● **Task details**
For each entry, repeat the text exactly and omit any picture it holds.
⟨
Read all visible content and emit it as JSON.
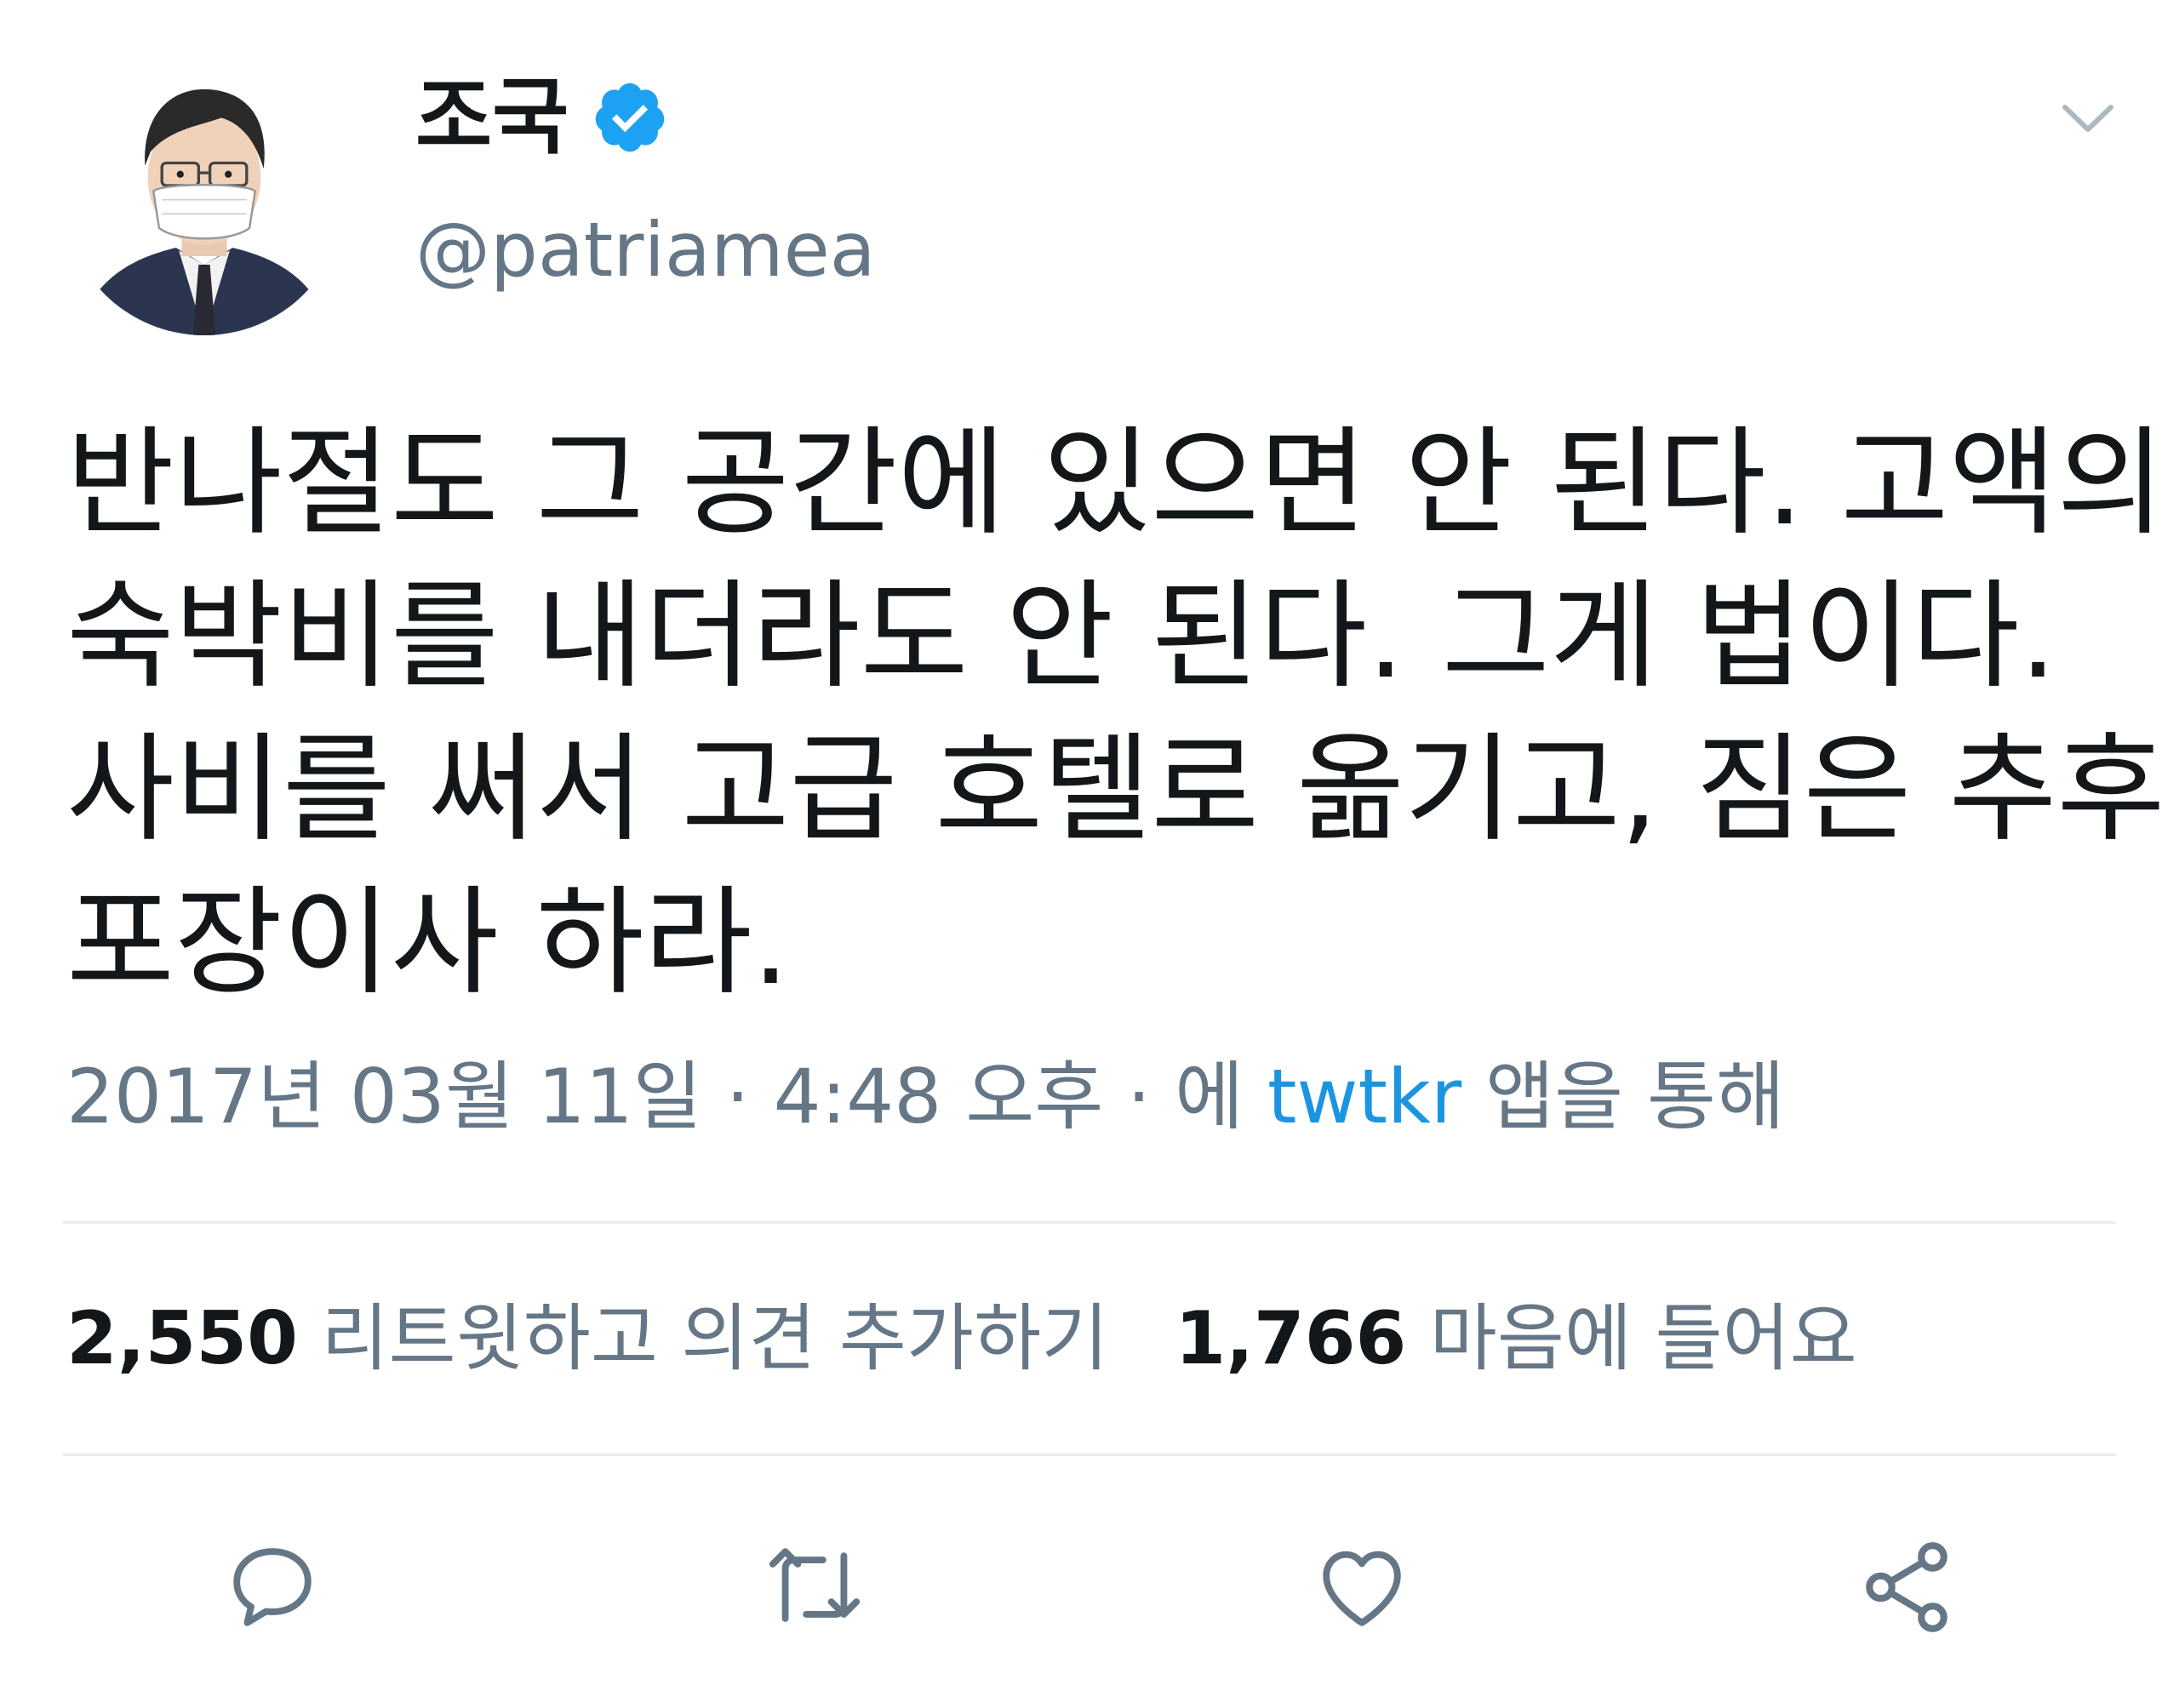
{
  "author": {
    "display_name": "조국",
    "handle": "@patriamea",
    "verified": true,
    "avatar_icon": "avatar-illustration"
  },
  "tweet": {
    "lines": [
      "반나절도 그 공간에 있으면 안 된다. 고액의",
      "숙박비를 내더라도 안 된다. 그게 법이다.",
      "사비를 써서 고급 호텔로 옮기고, 짐은 추후",
      "포장이사 하라."
    ]
  },
  "meta": {
    "date": "2017년 03월 11일",
    "sep1": " · ",
    "time": "4:48 오후",
    "sep2": " · ",
    "via_prefix": "에 ",
    "source": "twtkr",
    "via_suffix": " 앱을 통해"
  },
  "stats": {
    "retweets_count": "2,550",
    "retweets_label": " 리트윗하고 의견 추가하기",
    "likes_count": "1,766",
    "likes_label": " 마음에 들어요"
  },
  "actions": {
    "reply_icon": "reply-icon",
    "retweet_icon": "retweet-icon",
    "like_icon": "heart-icon",
    "share_icon": "share-icon"
  },
  "colors": {
    "text_primary": "#14171a",
    "text_secondary": "#657786",
    "link": "#1b95e0",
    "verified": "#1da1f2",
    "divider": "#e6ecf0",
    "icon": "#657786"
  }
}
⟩
● **Output for this task**
Read all visible content and emit it as JSON.
{
  "author": {
    "display_name": "조국",
    "handle": "@patriamea",
    "verified": true,
    "avatar_icon": "avatar-illustration"
  },
  "tweet": {
    "lines": [
      "반나절도 그 공간에 있으면 안 된다. 고액의",
      "숙박비를 내더라도 안 된다. 그게 법이다.",
      "사비를 써서 고급 호텔로 옮기고, 짐은 추후",
      "포장이사 하라."
    ]
  },
  "meta": {
    "date": "2017년 03월 11일",
    "sep1": " · ",
    "time": "4:48 오후",
    "sep2": " · ",
    "via_prefix": "에 ",
    "source": "twtkr",
    "via_suffix": " 앱을 통해"
  },
  "stats": {
    "retweets_count": "2,550",
    "retweets_label": " 리트윗하고 의견 추가하기",
    "likes_count": "1,766",
    "likes_label": " 마음에 들어요"
  },
  "actions": {
    "reply_icon": "reply-icon",
    "retweet_icon": "retweet-icon",
    "like_icon": "heart-icon",
    "share_icon": "share-icon"
  },
  "colors": {
    "text_primary": "#14171a",
    "text_secondary": "#657786",
    "link": "#1b95e0",
    "verified": "#1da1f2",
    "divider": "#e6ecf0",
    "icon": "#657786"
  }
}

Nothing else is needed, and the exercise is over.